Vineyard residents are highly concerned about ticks and tick-borne illness, according to a newly-released community survey in which 79 per cent of respondents said they would support a significant reduction of the Island’s deer herd to address the problem.

The online survey, conducted in August by the Vineyard Gazette in cooperation with the Martha’s Vineyard Boards of Health, drew 1,311 respondents, roughly equally divided between full-time residents and people who spend part of the year on Island.

Sixty-three per cent of respondents said they or a family member had personally contracted Lyme disease or another tick-borne ailment, and 87 per cent called the problem of tick-borne disease on Martha’s Vineyard “serious” or “very serious.” Three per cent said it was only somewhat serious and less than one per cent considered it not serious.
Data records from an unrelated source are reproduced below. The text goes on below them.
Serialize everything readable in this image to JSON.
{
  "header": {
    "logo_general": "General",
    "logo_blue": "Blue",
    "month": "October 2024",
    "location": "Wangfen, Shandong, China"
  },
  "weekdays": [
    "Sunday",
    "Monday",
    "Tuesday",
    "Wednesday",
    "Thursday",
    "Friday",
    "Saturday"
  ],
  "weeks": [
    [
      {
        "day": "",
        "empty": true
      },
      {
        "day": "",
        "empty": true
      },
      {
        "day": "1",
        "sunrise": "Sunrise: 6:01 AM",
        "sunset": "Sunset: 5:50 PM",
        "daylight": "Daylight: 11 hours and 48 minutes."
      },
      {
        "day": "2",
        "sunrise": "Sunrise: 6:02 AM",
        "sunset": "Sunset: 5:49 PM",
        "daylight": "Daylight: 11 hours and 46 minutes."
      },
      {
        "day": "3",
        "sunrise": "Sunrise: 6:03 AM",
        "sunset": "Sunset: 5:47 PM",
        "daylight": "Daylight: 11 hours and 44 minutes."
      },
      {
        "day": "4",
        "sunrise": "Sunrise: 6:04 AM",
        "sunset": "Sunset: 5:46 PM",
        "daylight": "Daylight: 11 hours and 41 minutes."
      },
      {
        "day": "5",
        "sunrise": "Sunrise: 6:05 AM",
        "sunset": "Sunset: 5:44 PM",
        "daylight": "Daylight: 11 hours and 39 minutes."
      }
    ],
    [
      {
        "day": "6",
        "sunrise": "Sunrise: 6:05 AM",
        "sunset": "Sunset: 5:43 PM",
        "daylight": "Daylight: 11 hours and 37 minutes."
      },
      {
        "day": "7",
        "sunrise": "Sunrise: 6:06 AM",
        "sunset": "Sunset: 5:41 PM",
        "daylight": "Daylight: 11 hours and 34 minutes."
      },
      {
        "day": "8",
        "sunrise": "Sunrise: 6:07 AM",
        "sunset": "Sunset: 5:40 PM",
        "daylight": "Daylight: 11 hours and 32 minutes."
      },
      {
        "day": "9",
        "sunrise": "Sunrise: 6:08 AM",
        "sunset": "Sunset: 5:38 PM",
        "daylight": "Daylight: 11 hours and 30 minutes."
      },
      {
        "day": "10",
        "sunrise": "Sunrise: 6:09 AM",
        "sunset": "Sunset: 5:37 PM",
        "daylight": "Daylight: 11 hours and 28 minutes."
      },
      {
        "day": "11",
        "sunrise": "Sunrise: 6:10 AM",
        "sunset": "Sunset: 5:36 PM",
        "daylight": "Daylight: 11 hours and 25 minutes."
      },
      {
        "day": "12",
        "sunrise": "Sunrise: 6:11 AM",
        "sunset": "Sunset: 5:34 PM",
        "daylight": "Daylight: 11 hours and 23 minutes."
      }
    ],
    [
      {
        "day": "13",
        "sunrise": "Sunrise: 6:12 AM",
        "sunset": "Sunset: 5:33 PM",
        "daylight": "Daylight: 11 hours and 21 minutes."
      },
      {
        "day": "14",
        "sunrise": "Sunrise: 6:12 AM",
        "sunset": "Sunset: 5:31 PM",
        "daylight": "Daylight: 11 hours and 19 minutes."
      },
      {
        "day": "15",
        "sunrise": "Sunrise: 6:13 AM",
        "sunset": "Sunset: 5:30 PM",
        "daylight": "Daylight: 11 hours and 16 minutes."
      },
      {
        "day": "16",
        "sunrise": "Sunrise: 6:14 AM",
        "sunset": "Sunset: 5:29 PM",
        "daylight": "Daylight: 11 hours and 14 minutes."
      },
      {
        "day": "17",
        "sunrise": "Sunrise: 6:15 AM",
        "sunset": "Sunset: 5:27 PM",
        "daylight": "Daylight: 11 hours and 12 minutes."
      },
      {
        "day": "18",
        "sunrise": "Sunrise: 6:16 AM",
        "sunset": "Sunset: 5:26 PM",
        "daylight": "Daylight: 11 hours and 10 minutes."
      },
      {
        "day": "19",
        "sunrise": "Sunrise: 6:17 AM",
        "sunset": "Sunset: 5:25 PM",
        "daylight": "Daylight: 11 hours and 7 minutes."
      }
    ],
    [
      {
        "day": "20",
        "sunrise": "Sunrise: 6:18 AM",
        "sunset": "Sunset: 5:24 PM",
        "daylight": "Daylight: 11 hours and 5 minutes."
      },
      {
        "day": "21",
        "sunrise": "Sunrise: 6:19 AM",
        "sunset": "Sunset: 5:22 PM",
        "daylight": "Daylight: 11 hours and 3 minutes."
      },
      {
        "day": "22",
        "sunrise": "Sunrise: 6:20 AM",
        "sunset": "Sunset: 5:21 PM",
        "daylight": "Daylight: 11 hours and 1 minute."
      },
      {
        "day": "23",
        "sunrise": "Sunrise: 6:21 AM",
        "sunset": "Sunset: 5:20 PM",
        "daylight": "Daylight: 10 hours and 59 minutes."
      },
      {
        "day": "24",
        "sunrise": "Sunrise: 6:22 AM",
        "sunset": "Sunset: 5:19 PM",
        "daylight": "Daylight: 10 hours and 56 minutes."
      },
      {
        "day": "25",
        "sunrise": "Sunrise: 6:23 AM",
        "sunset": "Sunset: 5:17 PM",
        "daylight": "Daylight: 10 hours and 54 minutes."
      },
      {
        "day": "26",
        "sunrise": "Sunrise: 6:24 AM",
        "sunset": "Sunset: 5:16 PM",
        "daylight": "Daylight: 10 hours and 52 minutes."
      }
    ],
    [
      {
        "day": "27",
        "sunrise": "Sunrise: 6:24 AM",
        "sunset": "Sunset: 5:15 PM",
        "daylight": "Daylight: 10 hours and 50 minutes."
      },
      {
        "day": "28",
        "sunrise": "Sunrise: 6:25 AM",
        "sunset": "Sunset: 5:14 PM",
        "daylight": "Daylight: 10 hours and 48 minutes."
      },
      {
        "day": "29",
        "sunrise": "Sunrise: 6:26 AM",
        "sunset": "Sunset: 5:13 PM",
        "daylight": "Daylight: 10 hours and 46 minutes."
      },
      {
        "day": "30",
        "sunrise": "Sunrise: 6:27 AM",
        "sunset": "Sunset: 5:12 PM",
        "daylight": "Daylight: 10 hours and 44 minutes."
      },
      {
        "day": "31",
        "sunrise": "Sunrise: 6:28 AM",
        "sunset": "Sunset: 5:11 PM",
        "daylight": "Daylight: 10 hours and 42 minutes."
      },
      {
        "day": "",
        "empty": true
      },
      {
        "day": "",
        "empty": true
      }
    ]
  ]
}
Martha’s Vineyard has among the highest per capita rates of Lyme disease and other tick-borne illness in Massachusetts and the United States, according to data from the Massachusetts Department of Public Health and the Centers for Disease Control. These illnesses, which include babesiosis and anaplasmosis, can cause serious symptoms and may be life-threatening.

The idea of a community survey grew out of conversations between the Gazette and representatives of the boards of health’s tick-borne illness prevention program and was designed to test community attitudes about the seriousness of the problem and potential activities aimed at reducing its incidence. The survey was circulated by members of the boards of health, posted on various social media channels and distributed by email to about 12,000 Gazette readers. To guard against individuals filling out the survey multiple times, a mechanism was employed that prevented more than one response from the same computer or mobile phone.

The boards of health website at has a section on tick-borne illness that includes videos, tips and research on the prevention, diagnosis and treatment of the various tick-borne illnesses found on the Vineyard. Survey results showed, however, that less than a third of those responding had consulted the site.

But every measure suggested in the survey to improve public awareness of the tick problem and to reduce the Island’s tick population won strong support from respondents. In addition to culling the deer herd, more than 87 per cent of respondents supported spending town money to provide free or low-cost “tick tubes” to reduce the number of ticks feeding on white-footed mice, and 74 per cent supported spending town money on a professional to provide public education.

An analysis of the results showed equal support for all measures among year-round and part-time residents.

The survey also drew hundreds of comments, ranging from calls for more research to demands for immediate action.

“It is disappointing that Vineyard authorities are not taking more concrete, aggressive steps to deal with this grave threat to the people of the Vineyard,” one respondent said.

“This problem needs to be taken much more seriously. All towns need to fund solutions,” said another.

Many respondents described the debilitating effects of tick-borne illness and more than a few expressed a growing fear of going outdoors.

“We no longer take hikes in the woods, the state forest and some beaches,” wrote one resident. “Even though we live a mile outside of town, we have a serious deer problem in the neighborhood and we pick ticks off of ourselves and our dog daily just by staying in our yard.”

“It is the single thing in my view that keeps the Vineyard from being perfect,” another wrote. “You cannot really go to certain places on the Island without seriously worrying about getting a horrible illness.”

Many who said they favored “significantly reducing the deer herd on Martha’s Vineyard” had comments and questions about what “significantly” meant and how it might be accomplished.

“I answered ‘yes’ but with the caveat that a very carefully vetted analysis be done by qualified scientists as to the number of deer which could be safely culled so as to not permanently degrade the viability of deer on the Island,” wrote one respondent.

“As a last option because I realize that the ticks also get Lyme from other places too,” wrote another. “We need to consider the mice and other rodents. I would also want to make sure the deer meat to be used to feed people and not to be wasted if we hired professional hunters.”

Many said priority should be given to eliminating white-footed mice, and several mentioned research under way at the Massachusetts Institute of Technology to genetically modify mice to make them disease-resistant. A few were concerned about any use of chemicals in eradicating ticks.

In response to a followup question, 77 per cent of those who supported culling the deer herd said they would support involving experienced local hunters to do so. Many respondents wanted to be assured that the venison would be used for food and not wasted.

Of the 1,311 respondents, 50 identified themselves as hunters. Three-quarters of these said either they or a family member had contracted a tick-borne illness and 80 per cent said they would favor significantly reducing the deer herd.

More results from the tick-borne illness survey.